Last but not least, we should talk about the symbol of the Italian Neorealism movement, “Rome, Open City” (1945), again by Rossellini. The movie is a true cinematic masterpiece, where Anna showed the best dramatic performance of her entire carreer. Rome, Open City showed a dramatic period of Italian history dealing with the Resistance and the Fascist dictatorship. Anna played the role of Pina, an Italian woman who did not accept to comply with the rules imposed by the regimen. She became thus the symbol of the Italian Resistance. Who could forget the scene where Pina runs and dies after a shotgun: she managed to look so real and absolutely tragic, so much that this moment will always be considered the symbol of Italian Realism.

A scene from “Rome, Open City”

Beyond Italian cinema

Anna played in 1955 the main role along with Burt Lancaster in the film adaptation ofThe Rose Tattooby Tennessee William. It was an American production, but the director wanted Anna so much to build the main role around her. Thanks to this interpretation, she won the Academy Awards for Best Actress and the divine Anna was acclaimed and remembered everywhere in the world.

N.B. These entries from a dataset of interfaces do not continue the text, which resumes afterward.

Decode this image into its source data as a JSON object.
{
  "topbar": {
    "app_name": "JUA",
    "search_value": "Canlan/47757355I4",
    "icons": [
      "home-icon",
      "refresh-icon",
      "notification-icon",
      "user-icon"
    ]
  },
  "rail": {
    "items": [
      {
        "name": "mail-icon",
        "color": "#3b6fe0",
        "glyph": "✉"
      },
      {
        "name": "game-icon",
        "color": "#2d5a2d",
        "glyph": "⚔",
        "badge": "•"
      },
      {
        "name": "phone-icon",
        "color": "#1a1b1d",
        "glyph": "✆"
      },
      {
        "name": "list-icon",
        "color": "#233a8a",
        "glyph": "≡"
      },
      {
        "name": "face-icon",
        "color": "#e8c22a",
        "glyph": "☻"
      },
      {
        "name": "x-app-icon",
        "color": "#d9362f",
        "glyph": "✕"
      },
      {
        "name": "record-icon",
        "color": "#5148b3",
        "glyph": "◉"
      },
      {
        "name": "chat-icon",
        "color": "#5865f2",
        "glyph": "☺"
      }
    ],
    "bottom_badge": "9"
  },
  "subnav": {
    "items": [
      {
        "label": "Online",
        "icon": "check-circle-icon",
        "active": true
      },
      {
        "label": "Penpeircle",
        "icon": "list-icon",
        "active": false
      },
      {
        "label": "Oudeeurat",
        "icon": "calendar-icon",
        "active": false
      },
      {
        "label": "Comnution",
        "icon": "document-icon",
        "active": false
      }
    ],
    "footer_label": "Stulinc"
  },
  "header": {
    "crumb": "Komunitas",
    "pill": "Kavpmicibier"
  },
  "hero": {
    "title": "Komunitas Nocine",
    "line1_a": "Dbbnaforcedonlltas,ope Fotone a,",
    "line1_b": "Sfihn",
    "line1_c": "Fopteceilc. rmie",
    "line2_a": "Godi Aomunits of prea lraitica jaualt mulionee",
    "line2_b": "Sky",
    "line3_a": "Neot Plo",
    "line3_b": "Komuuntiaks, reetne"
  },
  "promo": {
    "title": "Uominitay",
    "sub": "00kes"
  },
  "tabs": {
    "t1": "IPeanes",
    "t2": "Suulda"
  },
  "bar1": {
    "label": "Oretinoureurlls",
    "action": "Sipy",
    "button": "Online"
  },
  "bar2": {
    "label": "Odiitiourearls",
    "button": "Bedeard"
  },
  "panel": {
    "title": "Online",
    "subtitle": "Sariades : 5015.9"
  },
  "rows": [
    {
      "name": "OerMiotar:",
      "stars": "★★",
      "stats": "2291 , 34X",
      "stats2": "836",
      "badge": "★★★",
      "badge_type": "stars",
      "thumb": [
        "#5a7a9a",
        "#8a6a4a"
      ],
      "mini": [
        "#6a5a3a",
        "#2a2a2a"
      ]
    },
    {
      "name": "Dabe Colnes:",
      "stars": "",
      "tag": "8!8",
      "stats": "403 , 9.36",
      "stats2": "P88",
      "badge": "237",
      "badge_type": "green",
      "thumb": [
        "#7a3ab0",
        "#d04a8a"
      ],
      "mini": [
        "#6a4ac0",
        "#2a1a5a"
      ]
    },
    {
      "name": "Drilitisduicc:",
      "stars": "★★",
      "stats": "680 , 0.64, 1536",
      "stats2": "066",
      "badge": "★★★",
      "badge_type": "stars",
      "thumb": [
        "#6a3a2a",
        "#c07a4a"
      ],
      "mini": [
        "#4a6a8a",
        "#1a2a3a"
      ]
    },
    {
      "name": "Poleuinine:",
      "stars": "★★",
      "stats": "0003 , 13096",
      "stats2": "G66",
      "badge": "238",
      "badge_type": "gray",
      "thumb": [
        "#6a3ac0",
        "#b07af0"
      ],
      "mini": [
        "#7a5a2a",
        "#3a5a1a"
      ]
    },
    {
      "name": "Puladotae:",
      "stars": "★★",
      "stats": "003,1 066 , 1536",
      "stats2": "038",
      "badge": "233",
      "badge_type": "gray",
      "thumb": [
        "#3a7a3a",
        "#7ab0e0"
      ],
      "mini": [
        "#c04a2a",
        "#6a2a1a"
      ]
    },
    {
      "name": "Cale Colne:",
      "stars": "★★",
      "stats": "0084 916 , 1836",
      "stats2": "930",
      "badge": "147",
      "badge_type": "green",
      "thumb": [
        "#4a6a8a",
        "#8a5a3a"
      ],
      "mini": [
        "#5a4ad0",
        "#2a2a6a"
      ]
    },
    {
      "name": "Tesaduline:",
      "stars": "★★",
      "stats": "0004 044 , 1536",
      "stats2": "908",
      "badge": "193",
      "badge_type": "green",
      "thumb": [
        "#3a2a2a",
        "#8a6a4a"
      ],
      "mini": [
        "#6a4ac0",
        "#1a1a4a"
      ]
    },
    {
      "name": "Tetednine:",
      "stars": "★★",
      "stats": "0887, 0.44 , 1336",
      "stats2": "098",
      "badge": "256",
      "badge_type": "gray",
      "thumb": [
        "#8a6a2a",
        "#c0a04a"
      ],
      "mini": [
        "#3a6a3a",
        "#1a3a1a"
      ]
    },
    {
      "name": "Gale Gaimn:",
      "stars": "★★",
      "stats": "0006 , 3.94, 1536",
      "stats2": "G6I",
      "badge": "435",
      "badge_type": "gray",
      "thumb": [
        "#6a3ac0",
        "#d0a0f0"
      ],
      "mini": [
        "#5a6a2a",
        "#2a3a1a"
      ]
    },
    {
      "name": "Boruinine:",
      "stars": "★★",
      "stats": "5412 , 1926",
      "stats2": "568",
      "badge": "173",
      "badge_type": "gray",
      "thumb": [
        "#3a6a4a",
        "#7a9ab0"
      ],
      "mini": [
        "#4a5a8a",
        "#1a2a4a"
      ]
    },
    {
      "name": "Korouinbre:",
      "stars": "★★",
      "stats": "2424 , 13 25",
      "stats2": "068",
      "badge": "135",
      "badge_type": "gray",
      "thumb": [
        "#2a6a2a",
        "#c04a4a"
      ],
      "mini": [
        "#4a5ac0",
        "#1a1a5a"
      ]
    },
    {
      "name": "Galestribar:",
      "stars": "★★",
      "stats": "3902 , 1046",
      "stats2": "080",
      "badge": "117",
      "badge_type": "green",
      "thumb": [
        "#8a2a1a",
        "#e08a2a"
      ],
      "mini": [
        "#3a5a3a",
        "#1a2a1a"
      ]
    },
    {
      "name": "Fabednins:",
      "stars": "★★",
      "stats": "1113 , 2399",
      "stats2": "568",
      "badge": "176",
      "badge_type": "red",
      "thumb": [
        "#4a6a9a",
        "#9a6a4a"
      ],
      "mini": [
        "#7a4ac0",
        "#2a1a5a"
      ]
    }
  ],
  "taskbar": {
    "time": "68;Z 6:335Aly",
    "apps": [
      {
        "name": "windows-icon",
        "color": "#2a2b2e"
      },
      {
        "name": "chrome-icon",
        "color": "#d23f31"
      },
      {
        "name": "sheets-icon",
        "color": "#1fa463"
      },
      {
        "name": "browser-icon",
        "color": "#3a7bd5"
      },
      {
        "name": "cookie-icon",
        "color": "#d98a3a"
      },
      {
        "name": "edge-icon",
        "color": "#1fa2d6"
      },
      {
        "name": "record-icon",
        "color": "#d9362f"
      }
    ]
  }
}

Anna, the essence of Rome and Italy

Due to her strong connection with the Italian capital, Anna was nicknamed “La Lupa” (the she-wolf), with reference to the Romolus and Remus myth. Nowadays, she is still considered the perfect symbol of Roman women and of Rome itself. In many ways, she showed her profound and lifelong boundary to her beloved city. For this reason, sometimes she’s still called “Mamma Roma”, like the dramatic movie written and directed by Pier Paolo Pasolini in 1962, in which she played a prostitute called Roma, who wanted to change her life and to allow his son Ettore a decent life. The movie displayed a suburban area of Rome and, more generally, the poor conditions of the Italian proletariat from back then.

Anna’s immense heritage.

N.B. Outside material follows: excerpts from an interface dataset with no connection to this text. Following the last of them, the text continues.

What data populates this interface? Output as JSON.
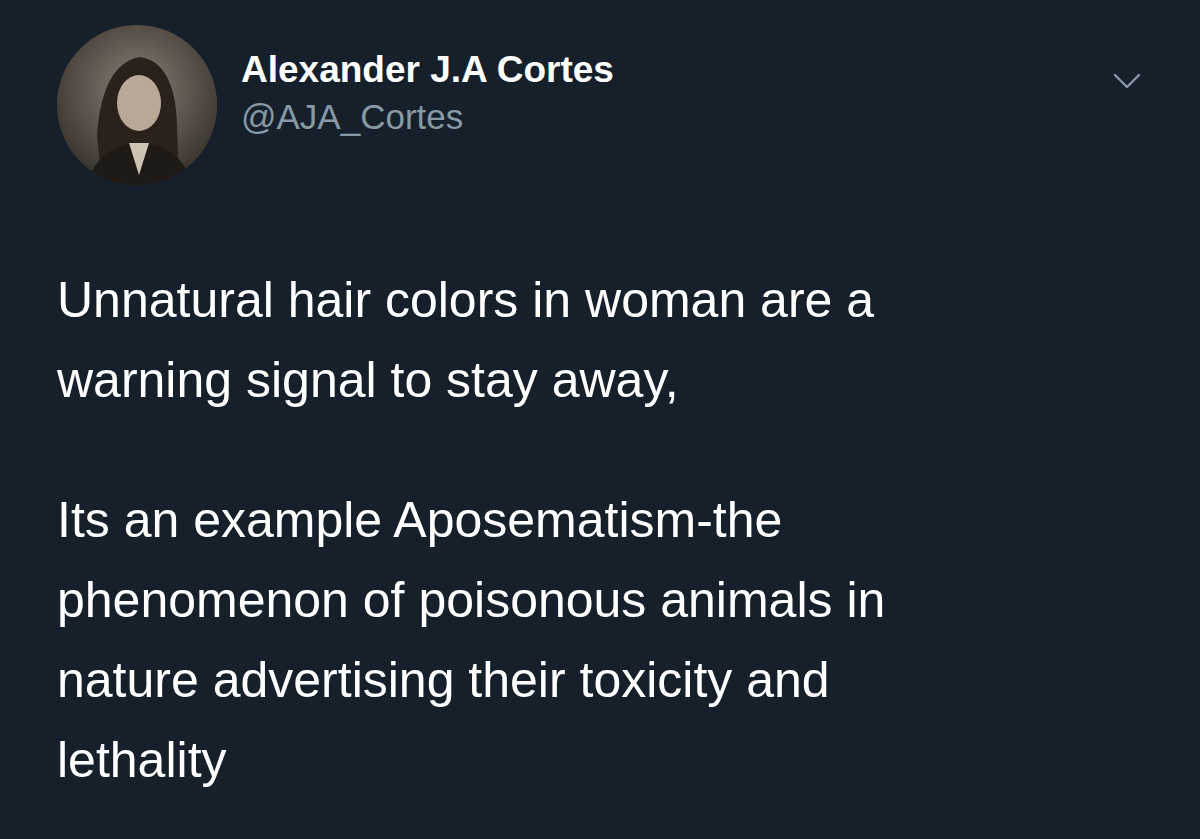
{
  "author": {
    "name": "Alexander J.A Cortes",
    "handle": "@AJA_Cortes"
  },
  "paragraphs": [
    [
      "Unnatural hair colors in woman are a",
      "warning signal to stay away,"
    ],
    [
      "Its an example Aposematism-the",
      "phenomenon of poisonous animals in",
      "nature advertising their toxicity and",
      "lethality"
    ]
  ]
}
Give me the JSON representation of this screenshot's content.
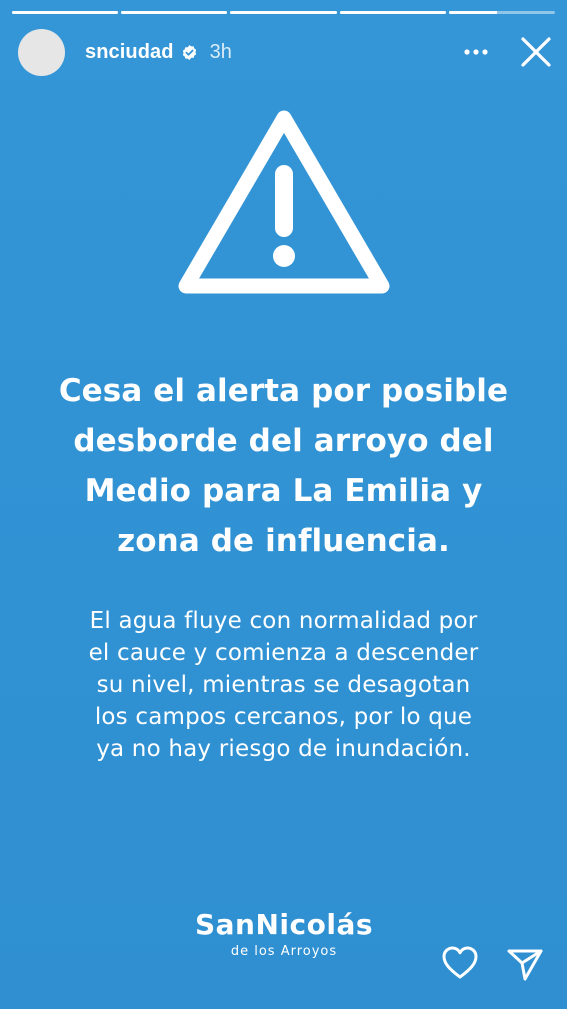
{
  "story": {
    "progress": [
      1,
      1,
      1,
      1,
      0.45
    ],
    "background_color": "#3193d4"
  },
  "header": {
    "username": "snciudad",
    "verified": true,
    "time": "3h",
    "more_icon": "more-horizontal-icon",
    "close_icon": "close-icon"
  },
  "content": {
    "warning_icon": "warning-triangle-icon",
    "headline": [
      "Cesa el alerta por posible",
      "desborde del arroyo del",
      "Medio para La Emilia y",
      "zona de influencia."
    ],
    "body": [
      "El agua fluye con normalidad por",
      "el cauce y comienza a descender",
      "su nivel, mientras se desagotan",
      "los campos cercanos, por lo que",
      "ya no hay riesgo de inundación."
    ]
  },
  "logo": {
    "name": "SanNicolás",
    "subtitle": "de los Arroyos"
  },
  "footer": {
    "like_icon": "heart-icon",
    "share_icon": "send-icon"
  }
}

What about her makes most an impression, is the image of a strong, independent and stubborn woman who, at the same time, is definitely delicate and beautiful. She was dramatic, tragic and intense at the same time. Her magnetic face and deep dark eyes will always be impressed in our minds. Although there are so many talented actresses and amazing personalities in the Italian movie industry — Sophia Loren, Virna Lisi, Monica Vitti and Claudia Cardinale to name a few — there will never be another like Anna Magnani. No one can be like her, for sure. She had those magnetic eyes, beautiful facial expressions and a unique way to act that imprint on the viewer’s head. Few women in cinema touched so many hearts thanks to their performances.

Nowadays she’s still a model for many actresses, including the great Meryl Streep. Indeed, the Hollywood queen declared in one interview that her major example was Anna Magnani, perfect performer and timeless diva. We can thus understand why she will be loved forever in Italy and abroad.

Anna Magnani
Anna Magnani